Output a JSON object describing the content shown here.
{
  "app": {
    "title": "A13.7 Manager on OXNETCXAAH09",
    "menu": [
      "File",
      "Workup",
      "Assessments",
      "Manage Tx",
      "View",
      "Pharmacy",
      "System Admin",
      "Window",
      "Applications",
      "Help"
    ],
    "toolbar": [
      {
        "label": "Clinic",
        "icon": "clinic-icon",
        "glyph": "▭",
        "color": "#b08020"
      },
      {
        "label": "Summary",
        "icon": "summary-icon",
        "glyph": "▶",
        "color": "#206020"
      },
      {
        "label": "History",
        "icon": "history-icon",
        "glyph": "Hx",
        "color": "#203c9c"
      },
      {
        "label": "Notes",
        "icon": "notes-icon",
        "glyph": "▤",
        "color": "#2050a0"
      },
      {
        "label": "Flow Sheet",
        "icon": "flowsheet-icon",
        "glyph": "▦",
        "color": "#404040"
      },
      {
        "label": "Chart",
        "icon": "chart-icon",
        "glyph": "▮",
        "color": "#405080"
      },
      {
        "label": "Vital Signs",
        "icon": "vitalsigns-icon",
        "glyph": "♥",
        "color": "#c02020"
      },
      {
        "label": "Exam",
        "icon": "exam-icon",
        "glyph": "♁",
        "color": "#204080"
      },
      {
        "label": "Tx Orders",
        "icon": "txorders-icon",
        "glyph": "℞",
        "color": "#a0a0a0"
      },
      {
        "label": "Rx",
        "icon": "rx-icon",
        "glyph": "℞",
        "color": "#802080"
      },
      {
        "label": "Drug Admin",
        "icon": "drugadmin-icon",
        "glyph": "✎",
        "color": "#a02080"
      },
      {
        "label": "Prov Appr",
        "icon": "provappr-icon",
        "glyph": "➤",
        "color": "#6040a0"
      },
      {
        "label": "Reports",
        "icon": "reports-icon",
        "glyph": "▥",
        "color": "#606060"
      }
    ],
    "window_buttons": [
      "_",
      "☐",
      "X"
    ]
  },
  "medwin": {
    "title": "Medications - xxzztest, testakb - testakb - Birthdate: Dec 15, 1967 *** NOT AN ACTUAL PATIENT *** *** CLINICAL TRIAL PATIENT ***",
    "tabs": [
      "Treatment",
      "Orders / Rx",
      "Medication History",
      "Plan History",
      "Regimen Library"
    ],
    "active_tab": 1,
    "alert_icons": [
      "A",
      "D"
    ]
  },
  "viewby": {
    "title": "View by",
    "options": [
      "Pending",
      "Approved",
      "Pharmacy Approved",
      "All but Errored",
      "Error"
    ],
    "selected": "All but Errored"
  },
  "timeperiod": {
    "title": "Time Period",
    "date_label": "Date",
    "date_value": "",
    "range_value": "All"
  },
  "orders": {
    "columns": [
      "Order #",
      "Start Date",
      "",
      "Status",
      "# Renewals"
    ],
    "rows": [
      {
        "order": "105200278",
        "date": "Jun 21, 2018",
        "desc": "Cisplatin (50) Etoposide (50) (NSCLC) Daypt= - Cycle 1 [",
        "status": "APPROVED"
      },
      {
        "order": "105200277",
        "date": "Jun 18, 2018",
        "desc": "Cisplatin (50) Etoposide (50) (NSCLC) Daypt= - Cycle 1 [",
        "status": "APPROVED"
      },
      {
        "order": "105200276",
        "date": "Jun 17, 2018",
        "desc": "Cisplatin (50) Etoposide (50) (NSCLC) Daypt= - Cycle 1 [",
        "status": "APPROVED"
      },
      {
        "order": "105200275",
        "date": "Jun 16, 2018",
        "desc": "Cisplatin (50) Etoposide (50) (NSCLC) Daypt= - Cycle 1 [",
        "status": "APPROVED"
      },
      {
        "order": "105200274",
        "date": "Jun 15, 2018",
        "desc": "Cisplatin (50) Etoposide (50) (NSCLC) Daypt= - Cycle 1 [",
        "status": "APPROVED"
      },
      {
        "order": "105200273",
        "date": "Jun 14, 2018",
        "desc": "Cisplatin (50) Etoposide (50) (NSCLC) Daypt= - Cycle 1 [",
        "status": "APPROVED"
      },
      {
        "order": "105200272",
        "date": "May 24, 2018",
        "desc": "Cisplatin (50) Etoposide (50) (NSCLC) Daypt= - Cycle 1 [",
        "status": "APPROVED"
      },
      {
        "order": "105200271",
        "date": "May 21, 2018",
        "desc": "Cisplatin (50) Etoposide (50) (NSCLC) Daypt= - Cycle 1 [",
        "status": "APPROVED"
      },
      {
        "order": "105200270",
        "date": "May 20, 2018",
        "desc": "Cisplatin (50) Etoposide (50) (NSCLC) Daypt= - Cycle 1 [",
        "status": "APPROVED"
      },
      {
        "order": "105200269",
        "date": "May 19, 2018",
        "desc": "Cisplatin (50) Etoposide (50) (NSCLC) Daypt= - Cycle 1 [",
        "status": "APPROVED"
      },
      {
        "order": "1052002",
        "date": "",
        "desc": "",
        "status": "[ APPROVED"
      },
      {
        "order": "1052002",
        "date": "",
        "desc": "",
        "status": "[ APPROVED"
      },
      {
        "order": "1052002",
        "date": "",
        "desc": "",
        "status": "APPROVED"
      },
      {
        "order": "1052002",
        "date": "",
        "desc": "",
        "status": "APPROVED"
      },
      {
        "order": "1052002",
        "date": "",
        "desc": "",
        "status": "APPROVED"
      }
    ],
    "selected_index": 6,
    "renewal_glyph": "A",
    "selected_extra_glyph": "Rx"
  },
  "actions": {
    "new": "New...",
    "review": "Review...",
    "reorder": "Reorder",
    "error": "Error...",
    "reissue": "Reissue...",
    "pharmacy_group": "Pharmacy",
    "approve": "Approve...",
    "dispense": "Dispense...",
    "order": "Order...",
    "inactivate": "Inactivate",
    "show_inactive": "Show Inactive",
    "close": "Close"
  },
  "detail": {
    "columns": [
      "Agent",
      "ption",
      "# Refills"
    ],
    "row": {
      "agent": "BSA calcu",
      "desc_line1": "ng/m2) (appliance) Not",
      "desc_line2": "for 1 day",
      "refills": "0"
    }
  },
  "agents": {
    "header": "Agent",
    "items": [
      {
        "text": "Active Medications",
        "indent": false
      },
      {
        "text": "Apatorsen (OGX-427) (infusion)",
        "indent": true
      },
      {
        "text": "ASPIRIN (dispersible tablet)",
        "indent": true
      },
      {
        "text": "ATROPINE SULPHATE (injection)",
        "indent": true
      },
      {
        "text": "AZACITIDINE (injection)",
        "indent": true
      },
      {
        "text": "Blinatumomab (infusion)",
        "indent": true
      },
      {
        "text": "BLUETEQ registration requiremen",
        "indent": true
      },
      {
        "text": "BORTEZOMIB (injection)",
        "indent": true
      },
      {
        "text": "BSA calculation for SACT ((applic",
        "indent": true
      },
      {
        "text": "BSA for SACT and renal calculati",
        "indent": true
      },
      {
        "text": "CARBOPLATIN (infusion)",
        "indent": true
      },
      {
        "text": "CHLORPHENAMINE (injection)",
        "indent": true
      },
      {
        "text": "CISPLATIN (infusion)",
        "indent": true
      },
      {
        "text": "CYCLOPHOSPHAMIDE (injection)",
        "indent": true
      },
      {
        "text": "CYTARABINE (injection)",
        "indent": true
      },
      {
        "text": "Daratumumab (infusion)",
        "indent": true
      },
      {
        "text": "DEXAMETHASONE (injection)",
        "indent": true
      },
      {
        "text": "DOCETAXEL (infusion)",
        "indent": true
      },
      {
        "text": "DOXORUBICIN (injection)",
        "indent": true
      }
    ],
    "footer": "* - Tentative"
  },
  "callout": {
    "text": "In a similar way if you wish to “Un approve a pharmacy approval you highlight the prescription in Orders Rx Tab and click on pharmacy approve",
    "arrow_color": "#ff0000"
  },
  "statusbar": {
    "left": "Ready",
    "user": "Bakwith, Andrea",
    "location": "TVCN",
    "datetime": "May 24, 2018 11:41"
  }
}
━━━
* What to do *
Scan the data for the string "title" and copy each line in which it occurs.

* Expected answer *
    "title": "A13.7 Manager on OXNETCXAAH09",
    "title": "Medications - xxzztest, testakb - testakb - Birthdate: Dec 15, 1967 *** NOT AN ACTUAL PATIENT *** *** CLINICAL TRIAL PATIENT ***",
    "title": "View by",
    "title": "Time Period",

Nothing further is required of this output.